**EXERCISE REQUIREMENTS**
Without any alteration, retype the records that appear below.

Records from a data collection

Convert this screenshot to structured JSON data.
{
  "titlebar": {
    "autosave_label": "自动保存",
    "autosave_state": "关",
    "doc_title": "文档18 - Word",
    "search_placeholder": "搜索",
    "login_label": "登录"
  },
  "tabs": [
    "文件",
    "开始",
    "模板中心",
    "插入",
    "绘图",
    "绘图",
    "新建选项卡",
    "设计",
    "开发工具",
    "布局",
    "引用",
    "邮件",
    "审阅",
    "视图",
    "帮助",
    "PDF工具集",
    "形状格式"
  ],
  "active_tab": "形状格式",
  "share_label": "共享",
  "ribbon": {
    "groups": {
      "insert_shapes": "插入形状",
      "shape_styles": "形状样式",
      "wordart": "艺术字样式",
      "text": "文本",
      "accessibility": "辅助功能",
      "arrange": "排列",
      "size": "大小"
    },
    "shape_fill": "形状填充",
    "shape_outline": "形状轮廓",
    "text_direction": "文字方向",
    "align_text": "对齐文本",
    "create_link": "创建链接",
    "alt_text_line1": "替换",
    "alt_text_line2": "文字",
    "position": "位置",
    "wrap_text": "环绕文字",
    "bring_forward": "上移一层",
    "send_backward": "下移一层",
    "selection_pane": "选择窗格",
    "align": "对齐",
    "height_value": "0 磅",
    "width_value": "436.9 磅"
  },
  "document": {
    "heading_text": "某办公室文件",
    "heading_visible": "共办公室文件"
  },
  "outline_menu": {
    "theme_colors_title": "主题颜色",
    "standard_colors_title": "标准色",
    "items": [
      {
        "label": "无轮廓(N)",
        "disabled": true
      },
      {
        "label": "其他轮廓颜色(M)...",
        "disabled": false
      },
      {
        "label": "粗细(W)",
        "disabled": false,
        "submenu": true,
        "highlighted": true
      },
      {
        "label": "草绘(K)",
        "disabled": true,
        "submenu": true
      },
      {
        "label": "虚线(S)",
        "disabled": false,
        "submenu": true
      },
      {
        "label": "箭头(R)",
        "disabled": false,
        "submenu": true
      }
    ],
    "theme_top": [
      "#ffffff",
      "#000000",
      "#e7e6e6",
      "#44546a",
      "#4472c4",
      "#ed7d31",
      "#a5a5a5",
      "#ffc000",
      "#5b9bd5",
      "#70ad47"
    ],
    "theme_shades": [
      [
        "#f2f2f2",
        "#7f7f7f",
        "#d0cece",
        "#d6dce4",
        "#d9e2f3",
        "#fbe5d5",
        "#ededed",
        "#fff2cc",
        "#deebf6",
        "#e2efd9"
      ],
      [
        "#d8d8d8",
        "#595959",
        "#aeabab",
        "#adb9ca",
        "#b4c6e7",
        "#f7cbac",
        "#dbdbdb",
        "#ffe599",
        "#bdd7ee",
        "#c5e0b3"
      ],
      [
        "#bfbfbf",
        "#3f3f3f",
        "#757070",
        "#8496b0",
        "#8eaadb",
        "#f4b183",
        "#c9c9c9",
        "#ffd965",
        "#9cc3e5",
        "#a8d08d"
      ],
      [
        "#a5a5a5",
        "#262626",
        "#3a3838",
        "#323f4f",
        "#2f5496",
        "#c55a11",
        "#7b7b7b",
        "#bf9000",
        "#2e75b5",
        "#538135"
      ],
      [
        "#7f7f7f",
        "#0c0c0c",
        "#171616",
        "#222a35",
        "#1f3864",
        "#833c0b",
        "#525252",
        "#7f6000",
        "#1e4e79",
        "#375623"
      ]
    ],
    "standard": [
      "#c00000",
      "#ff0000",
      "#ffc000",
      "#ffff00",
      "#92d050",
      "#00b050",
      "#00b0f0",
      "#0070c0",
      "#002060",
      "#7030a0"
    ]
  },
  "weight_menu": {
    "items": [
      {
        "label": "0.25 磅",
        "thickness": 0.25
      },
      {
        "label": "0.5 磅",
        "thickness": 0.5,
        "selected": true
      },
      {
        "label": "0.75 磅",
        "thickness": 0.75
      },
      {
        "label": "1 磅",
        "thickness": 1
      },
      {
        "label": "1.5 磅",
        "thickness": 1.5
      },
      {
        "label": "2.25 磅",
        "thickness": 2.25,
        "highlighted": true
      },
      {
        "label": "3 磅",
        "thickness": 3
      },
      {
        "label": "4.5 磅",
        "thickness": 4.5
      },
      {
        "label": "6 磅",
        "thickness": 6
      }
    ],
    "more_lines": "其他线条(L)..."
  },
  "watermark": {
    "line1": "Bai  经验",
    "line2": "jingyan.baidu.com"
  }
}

**EXERCISE RESPONSE**
Convert this screenshot to structured JSON data.
{
  "titlebar": {
    "autosave_label": "自动保存",
    "autosave_state": "关",
    "doc_title": "文档18 - Word",
    "search_placeholder": "搜索",
    "login_label": "登录"
  },
  "tabs": [
    "文件",
    "开始",
    "模板中心",
    "插入",
    "绘图",
    "绘图",
    "新建选项卡",
    "设计",
    "开发工具",
    "布局",
    "引用",
    "邮件",
    "审阅",
    "视图",
    "帮助",
    "PDF工具集",
    "形状格式"
  ],
  "active_tab": "形状格式",
  "share_label": "共享",
  "ribbon": {
    "groups": {
      "insert_shapes": "插入形状",
      "shape_styles": "形状样式",
      "wordart": "艺术字样式",
      "text": "文本",
      "accessibility": "辅助功能",
      "arrange": "排列",
      "size": "大小"
    },
    "shape_fill": "形状填充",
    "shape_outline": "形状轮廓",
    "text_direction": "文字方向",
    "align_text": "对齐文本",
    "create_link": "创建链接",
    "alt_text_line1": "替换",
    "alt_text_line2": "文字",
    "position": "位置",
    "wrap_text": "环绕文字",
    "bring_forward": "上移一层",
    "send_backward": "下移一层",
    "selection_pane": "选择窗格",
    "align": "对齐",
    "height_value": "0 磅",
    "width_value": "436.9 磅"
  },
  "document": {
    "heading_text": "某办公室文件",
    "heading_visible": "共办公室文件"
  },
  "outline_menu": {
    "theme_colors_title": "主题颜色",
    "standard_colors_title": "标准色",
    "items": [
      {
        "label": "无轮廓(N)",
        "disabled": true
      },
      {
        "label": "其他轮廓颜色(M)...",
        "disabled": false
      },
      {
        "label": "粗细(W)",
        "disabled": false,
        "submenu": true,
        "highlighted": true
      },
      {
        "label": "草绘(K)",
        "disabled": true,
        "submenu": true
      },
      {
        "label": "虚线(S)",
        "disabled": false,
        "submenu": true
      },
      {
        "label": "箭头(R)",
        "disabled": false,
        "submenu": true
      }
    ],
    "theme_top": [
      "#ffffff",
      "#000000",
      "#e7e6e6",
      "#44546a",
      "#4472c4",
      "#ed7d31",
      "#a5a5a5",
      "#ffc000",
      "#5b9bd5",
      "#70ad47"
    ],
    "theme_shades": [
      [
        "#f2f2f2",
        "#7f7f7f",
        "#d0cece",
        "#d6dce4",
        "#d9e2f3",
        "#fbe5d5",
        "#ededed",
        "#fff2cc",
        "#deebf6",
        "#e2efd9"
      ],
      [
        "#d8d8d8",
        "#595959",
        "#aeabab",
        "#adb9ca",
        "#b4c6e7",
        "#f7cbac",
        "#dbdbdb",
        "#ffe599",
        "#bdd7ee",
        "#c5e0b3"
      ],
      [
        "#bfbfbf",
        "#3f3f3f",
        "#757070",
        "#8496b0",
        "#8eaadb",
        "#f4b183",
        "#c9c9c9",
        "#ffd965",
        "#9cc3e5",
        "#a8d08d"
      ],
      [
        "#a5a5a5",
        "#262626",
        "#3a3838",
        "#323f4f",
        "#2f5496",
        "#c55a11",
        "#7b7b7b",
        "#bf9000",
        "#2e75b5",
        "#538135"
      ],
      [
        "#7f7f7f",
        "#0c0c0c",
        "#171616",
        "#222a35",
        "#1f3864",
        "#833c0b",
        "#525252",
        "#7f6000",
        "#1e4e79",
        "#375623"
      ]
    ],
    "standard": [
      "#c00000",
      "#ff0000",
      "#ffc000",
      "#ffff00",
      "#92d050",
      "#00b050",
      "#00b0f0",
      "#0070c0",
      "#002060",
      "#7030a0"
    ]
  },
  "weight_menu": {
    "items": [
      {
        "label": "0.25 磅",
        "thickness": 0.25
      },
      {
        "label": "0.5 磅",
        "thickness": 0.5,
        "selected": true
      },
      {
        "label": "0.75 磅",
        "thickness": 0.75
      },
      {
        "label": "1 磅",
        "thickness": 1
      },
      {
        "label": "1.5 磅",
        "thickness": 1.5
      },
      {
        "label": "2.25 磅",
        "thickness": 2.25,
        "highlighted": true
      },
      {
        "label": "3 磅",
        "thickness": 3
      },
      {
        "label": "4.5 磅",
        "thickness": 4.5
      },
      {
        "label": "6 磅",
        "thickness": 6
      }
    ],
    "more_lines": "其他线条(L)..."
  },
  "watermark": {
    "line1": "Bai  经验",
    "line2": "jingyan.baidu.com"
  }
}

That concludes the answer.